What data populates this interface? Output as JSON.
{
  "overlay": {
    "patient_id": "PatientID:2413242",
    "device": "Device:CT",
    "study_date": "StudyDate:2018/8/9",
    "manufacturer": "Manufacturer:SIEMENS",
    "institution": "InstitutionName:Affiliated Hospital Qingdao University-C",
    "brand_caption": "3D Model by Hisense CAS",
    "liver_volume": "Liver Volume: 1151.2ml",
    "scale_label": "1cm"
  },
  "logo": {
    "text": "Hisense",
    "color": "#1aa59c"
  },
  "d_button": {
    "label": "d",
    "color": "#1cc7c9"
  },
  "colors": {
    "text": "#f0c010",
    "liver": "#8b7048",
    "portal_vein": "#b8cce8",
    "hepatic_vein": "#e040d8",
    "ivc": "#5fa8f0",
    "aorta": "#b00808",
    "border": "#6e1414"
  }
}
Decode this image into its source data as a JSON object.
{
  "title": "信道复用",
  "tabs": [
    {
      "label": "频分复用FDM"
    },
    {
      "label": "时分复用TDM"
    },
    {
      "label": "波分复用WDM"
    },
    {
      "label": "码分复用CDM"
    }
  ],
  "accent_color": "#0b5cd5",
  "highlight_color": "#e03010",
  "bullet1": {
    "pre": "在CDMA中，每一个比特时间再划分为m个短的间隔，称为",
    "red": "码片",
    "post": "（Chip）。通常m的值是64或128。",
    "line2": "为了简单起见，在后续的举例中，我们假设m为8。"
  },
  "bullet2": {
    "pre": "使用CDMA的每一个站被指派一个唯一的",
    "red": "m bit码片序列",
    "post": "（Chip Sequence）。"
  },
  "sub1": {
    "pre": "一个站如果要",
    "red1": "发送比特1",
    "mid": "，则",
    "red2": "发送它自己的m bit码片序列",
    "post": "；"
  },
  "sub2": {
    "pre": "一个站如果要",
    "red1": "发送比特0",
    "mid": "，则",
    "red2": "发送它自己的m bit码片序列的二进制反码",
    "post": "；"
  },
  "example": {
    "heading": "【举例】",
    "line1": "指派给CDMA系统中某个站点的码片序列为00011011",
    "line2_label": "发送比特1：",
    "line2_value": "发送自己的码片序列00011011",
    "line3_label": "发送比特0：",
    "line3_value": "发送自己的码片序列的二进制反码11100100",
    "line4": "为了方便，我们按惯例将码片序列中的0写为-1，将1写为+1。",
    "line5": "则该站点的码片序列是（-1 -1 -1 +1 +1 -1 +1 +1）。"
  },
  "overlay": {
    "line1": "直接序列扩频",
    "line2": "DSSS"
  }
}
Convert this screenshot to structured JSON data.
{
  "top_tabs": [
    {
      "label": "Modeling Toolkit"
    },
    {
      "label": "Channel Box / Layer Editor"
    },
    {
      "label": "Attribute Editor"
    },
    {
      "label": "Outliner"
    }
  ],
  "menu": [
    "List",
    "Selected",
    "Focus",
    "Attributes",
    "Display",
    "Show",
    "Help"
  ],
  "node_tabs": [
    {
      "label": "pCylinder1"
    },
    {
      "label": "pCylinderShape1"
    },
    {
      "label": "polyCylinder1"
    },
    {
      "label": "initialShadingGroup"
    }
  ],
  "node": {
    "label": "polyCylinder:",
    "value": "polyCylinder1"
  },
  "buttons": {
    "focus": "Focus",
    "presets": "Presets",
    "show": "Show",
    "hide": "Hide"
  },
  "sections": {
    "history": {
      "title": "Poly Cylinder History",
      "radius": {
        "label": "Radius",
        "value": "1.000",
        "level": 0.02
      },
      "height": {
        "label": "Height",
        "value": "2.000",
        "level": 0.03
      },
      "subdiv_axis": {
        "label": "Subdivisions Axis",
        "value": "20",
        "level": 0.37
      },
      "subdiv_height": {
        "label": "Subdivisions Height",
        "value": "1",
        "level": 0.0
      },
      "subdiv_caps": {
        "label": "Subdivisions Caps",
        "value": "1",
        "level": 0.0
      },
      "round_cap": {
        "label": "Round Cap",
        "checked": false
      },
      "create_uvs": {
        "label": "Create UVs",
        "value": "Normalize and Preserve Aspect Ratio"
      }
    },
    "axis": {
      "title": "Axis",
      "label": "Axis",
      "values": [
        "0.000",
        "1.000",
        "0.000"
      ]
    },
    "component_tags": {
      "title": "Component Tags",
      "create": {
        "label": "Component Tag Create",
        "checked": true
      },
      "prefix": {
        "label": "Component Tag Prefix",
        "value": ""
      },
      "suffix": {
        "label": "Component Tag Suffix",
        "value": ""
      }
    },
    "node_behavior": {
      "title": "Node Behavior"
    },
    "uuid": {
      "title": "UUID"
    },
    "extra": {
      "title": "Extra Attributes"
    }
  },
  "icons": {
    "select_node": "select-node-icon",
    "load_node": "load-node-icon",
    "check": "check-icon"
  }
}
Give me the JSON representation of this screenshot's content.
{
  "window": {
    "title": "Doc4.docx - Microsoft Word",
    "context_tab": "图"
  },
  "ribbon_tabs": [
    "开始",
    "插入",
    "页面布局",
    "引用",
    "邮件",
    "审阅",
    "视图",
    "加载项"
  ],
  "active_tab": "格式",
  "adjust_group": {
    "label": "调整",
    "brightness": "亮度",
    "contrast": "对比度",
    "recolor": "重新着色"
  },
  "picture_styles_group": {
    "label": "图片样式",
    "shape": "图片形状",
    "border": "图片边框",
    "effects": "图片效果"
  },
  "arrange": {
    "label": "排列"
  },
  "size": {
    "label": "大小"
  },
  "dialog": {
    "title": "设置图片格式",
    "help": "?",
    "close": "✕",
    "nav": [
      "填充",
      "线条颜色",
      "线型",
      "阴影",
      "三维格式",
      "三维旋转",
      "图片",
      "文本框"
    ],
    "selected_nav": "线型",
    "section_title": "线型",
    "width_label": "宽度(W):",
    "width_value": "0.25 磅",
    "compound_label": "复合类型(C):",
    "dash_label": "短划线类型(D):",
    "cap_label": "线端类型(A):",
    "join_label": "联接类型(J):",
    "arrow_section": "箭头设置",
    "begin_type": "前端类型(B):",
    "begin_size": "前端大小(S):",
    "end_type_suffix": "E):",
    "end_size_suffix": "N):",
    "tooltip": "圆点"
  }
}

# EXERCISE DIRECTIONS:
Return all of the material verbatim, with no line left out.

# ANSWER TO THIS PROBLEM:
What data populates this interface? Output as JSON.
{
  "overlay": {
    "patient_id": "PatientID:2413242",
    "device": "Device:CT",
    "study_date": "StudyDate:2018/8/9",
    "manufacturer": "Manufacturer:SIEMENS",
    "institution": "InstitutionName:Affiliated Hospital Qingdao University-C",
    "brand_caption": "3D Model by Hisense CAS",
    "liver_volume": "Liver Volume: 1151.2ml",
    "scale_label": "1cm"
  },
  "logo": {
    "text": "Hisense",
    "color": "#1aa59c"
  },
  "d_button": {
    "label": "d",
    "color": "#1cc7c9"
  },
  "colors": {
    "text": "#f0c010",
    "liver": "#8b7048",
    "portal_vein": "#b8cce8",
    "hepatic_vein": "#e040d8",
    "ivc": "#5fa8f0",
    "aorta": "#b00808",
    "border": "#6e1414"
  }
}
Decode this image into its source data as a JSON object.
{
  "title": "信道复用",
  "tabs": [
    {
      "label": "频分复用FDM"
    },
    {
      "label": "时分复用TDM"
    },
    {
      "label": "波分复用WDM"
    },
    {
      "label": "码分复用CDM"
    }
  ],
  "accent_color": "#0b5cd5",
  "highlight_color": "#e03010",
  "bullet1": {
    "pre": "在CDMA中，每一个比特时间再划分为m个短的间隔，称为",
    "red": "码片",
    "post": "（Chip）。通常m的值是64或128。",
    "line2": "为了简单起见，在后续的举例中，我们假设m为8。"
  },
  "bullet2": {
    "pre": "使用CDMA的每一个站被指派一个唯一的",
    "red": "m bit码片序列",
    "post": "（Chip Sequence）。"
  },
  "sub1": {
    "pre": "一个站如果要",
    "red1": "发送比特1",
    "mid": "，则",
    "red2": "发送它自己的m bit码片序列",
    "post": "；"
  },
  "sub2": {
    "pre": "一个站如果要",
    "red1": "发送比特0",
    "mid": "，则",
    "red2": "发送它自己的m bit码片序列的二进制反码",
    "post": "；"
  },
  "example": {
    "heading": "【举例】",
    "line1": "指派给CDMA系统中某个站点的码片序列为00011011",
    "line2_label": "发送比特1：",
    "line2_value": "发送自己的码片序列00011011",
    "line3_label": "发送比特0：",
    "line3_value": "发送自己的码片序列的二进制反码11100100",
    "line4": "为了方便，我们按惯例将码片序列中的0写为-1，将1写为+1。",
    "line5": "则该站点的码片序列是（-1 -1 -1 +1 +1 -1 +1 +1）。"
  },
  "overlay": {
    "line1": "直接序列扩频",
    "line2": "DSSS"
  }
}
Convert this screenshot to structured JSON data.
{
  "top_tabs": [
    {
      "label": "Modeling Toolkit"
    },
    {
      "label": "Channel Box / Layer Editor"
    },
    {
      "label": "Attribute Editor"
    },
    {
      "label": "Outliner"
    }
  ],
  "menu": [
    "List",
    "Selected",
    "Focus",
    "Attributes",
    "Display",
    "Show",
    "Help"
  ],
  "node_tabs": [
    {
      "label": "pCylinder1"
    },
    {
      "label": "pCylinderShape1"
    },
    {
      "label": "polyCylinder1"
    },
    {
      "label": "initialShadingGroup"
    }
  ],
  "node": {
    "label": "polyCylinder:",
    "value": "polyCylinder1"
  },
  "buttons": {
    "focus": "Focus",
    "presets": "Presets",
    "show": "Show",
    "hide": "Hide"
  },
  "sections": {
    "history": {
      "title": "Poly Cylinder History",
      "radius": {
        "label": "Radius",
        "value": "1.000",
        "level": 0.02
      },
      "height": {
        "label": "Height",
        "value": "2.000",
        "level": 0.03
      },
      "subdiv_axis": {
        "label": "Subdivisions Axis",
        "value": "20",
        "level": 0.37
      },
      "subdiv_height": {
        "label": "Subdivisions Height",
        "value": "1",
        "level": 0.0
      },
      "subdiv_caps": {
        "label": "Subdivisions Caps",
        "value": "1",
        "level": 0.0
      },
      "round_cap": {
        "label": "Round Cap",
        "checked": false
      },
      "create_uvs": {
        "label": "Create UVs",
        "value": "Normalize and Preserve Aspect Ratio"
      }
    },
    "axis": {
      "title": "Axis",
      "label": "Axis",
      "values": [
        "0.000",
        "1.000",
        "0.000"
      ]
    },
    "component_tags": {
      "title": "Component Tags",
      "create": {
        "label": "Component Tag Create",
        "checked": true
      },
      "prefix": {
        "label": "Component Tag Prefix",
        "value": ""
      },
      "suffix": {
        "label": "Component Tag Suffix",
        "value": ""
      }
    },
    "node_behavior": {
      "title": "Node Behavior"
    },
    "uuid": {
      "title": "UUID"
    },
    "extra": {
      "title": "Extra Attributes"
    }
  },
  "icons": {
    "select_node": "select-node-icon",
    "load_node": "load-node-icon",
    "check": "check-icon"
  }
}
Give me the JSON representation of this screenshot's content.
{
  "window": {
    "title": "Doc4.docx - Microsoft Word",
    "context_tab": "图"
  },
  "ribbon_tabs": [
    "开始",
    "插入",
    "页面布局",
    "引用",
    "邮件",
    "审阅",
    "视图",
    "加载项"
  ],
  "active_tab": "格式",
  "adjust_group": {
    "label": "调整",
    "brightness": "亮度",
    "contrast": "对比度",
    "recolor": "重新着色"
  },
  "picture_styles_group": {
    "label": "图片样式",
    "shape": "图片形状",
    "border": "图片边框",
    "effects": "图片效果"
  },
  "arrange": {
    "label": "排列"
  },
  "size": {
    "label": "大小"
  },
  "dialog": {
    "title": "设置图片格式",
    "help": "?",
    "close": "✕",
    "nav": [
      "填充",
      "线条颜色",
      "线型",
      "阴影",
      "三维格式",
      "三维旋转",
      "图片",
      "文本框"
    ],
    "selected_nav": "线型",
    "section_title": "线型",
    "width_label": "宽度(W):",
    "width_value": "0.25 磅",
    "compound_label": "复合类型(C):",
    "dash_label": "短划线类型(D):",
    "cap_label": "线端类型(A):",
    "join_label": "联接类型(J):",
    "arrow_section": "箭头设置",
    "begin_type": "前端类型(B):",
    "begin_size": "前端大小(S):",
    "end_type_suffix": "E):",
    "end_size_suffix": "N):",
    "tooltip": "圆点"
  }
}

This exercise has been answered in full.